[Page and application data records]
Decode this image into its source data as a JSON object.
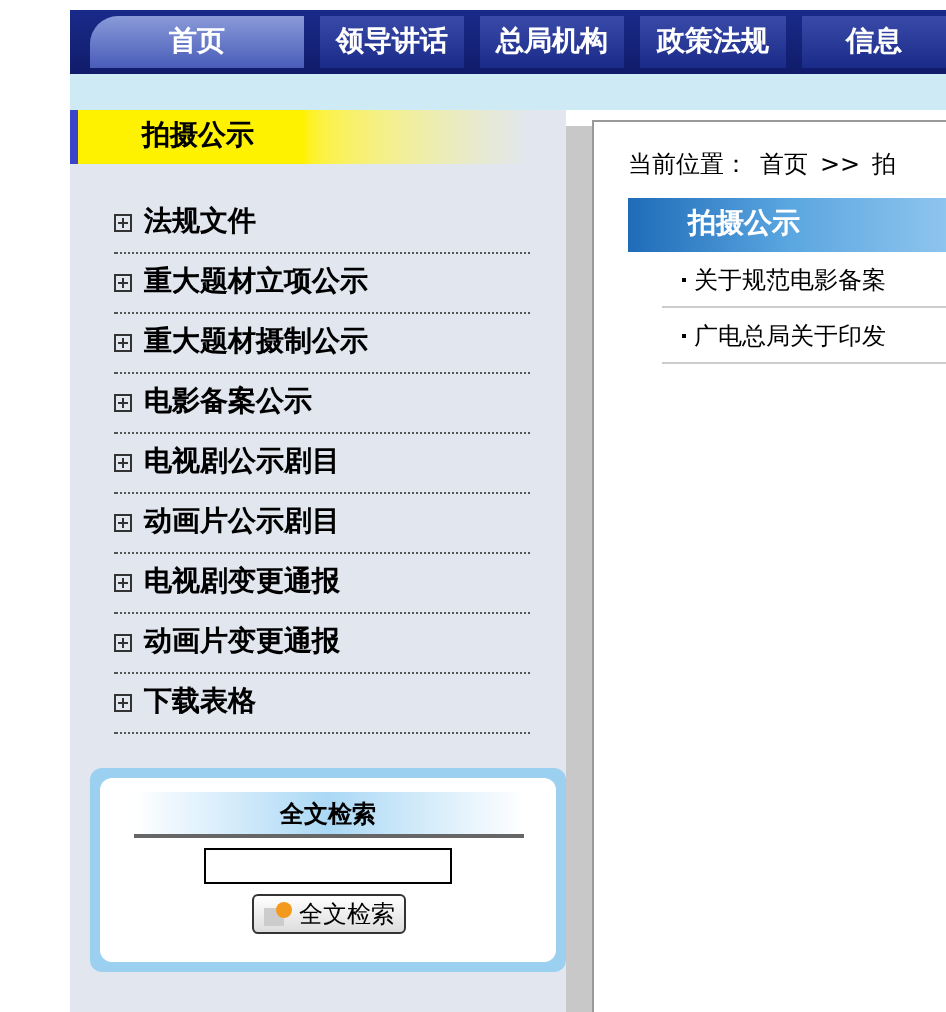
{
  "nav": [
    {
      "label": "首页",
      "selected": true
    },
    {
      "label": "领导讲话",
      "selected": false
    },
    {
      "label": "总局机构",
      "selected": false
    },
    {
      "label": "政策法规",
      "selected": false
    },
    {
      "label": "信息",
      "selected": false
    }
  ],
  "sidebar": {
    "title": "拍摄公示",
    "items": [
      "法规文件",
      "重大题材立项公示",
      "重大题材摄制公示",
      "电影备案公示",
      "电视剧公示剧目",
      "动画片公示剧目",
      "电视剧变更通报",
      "动画片变更通报",
      "下载表格"
    ],
    "search": {
      "title": "全文检索",
      "button": "全文检索"
    }
  },
  "breadcrumb": {
    "label": "当前位置：",
    "home": "首页",
    "separator": ">>",
    "current": "拍"
  },
  "content": {
    "title": "拍摄公示",
    "items": [
      "关于规范电影备案",
      "广电总局关于印发"
    ]
  }
}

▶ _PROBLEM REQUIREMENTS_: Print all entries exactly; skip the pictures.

▶ _TASK RESPONSE_:
Decode this image into its source data as a JSON object.
{
  "nav": [
    {
      "label": "首页",
      "selected": true
    },
    {
      "label": "领导讲话",
      "selected": false
    },
    {
      "label": "总局机构",
      "selected": false
    },
    {
      "label": "政策法规",
      "selected": false
    },
    {
      "label": "信息",
      "selected": false
    }
  ],
  "sidebar": {
    "title": "拍摄公示",
    "items": [
      "法规文件",
      "重大题材立项公示",
      "重大题材摄制公示",
      "电影备案公示",
      "电视剧公示剧目",
      "动画片公示剧目",
      "电视剧变更通报",
      "动画片变更通报",
      "下载表格"
    ],
    "search": {
      "title": "全文检索",
      "button": "全文检索"
    }
  },
  "breadcrumb": {
    "label": "当前位置：",
    "home": "首页",
    "separator": ">>",
    "current": "拍"
  },
  "content": {
    "title": "拍摄公示",
    "items": [
      "关于规范电影备案",
      "广电总局关于印发"
    ]
  }
}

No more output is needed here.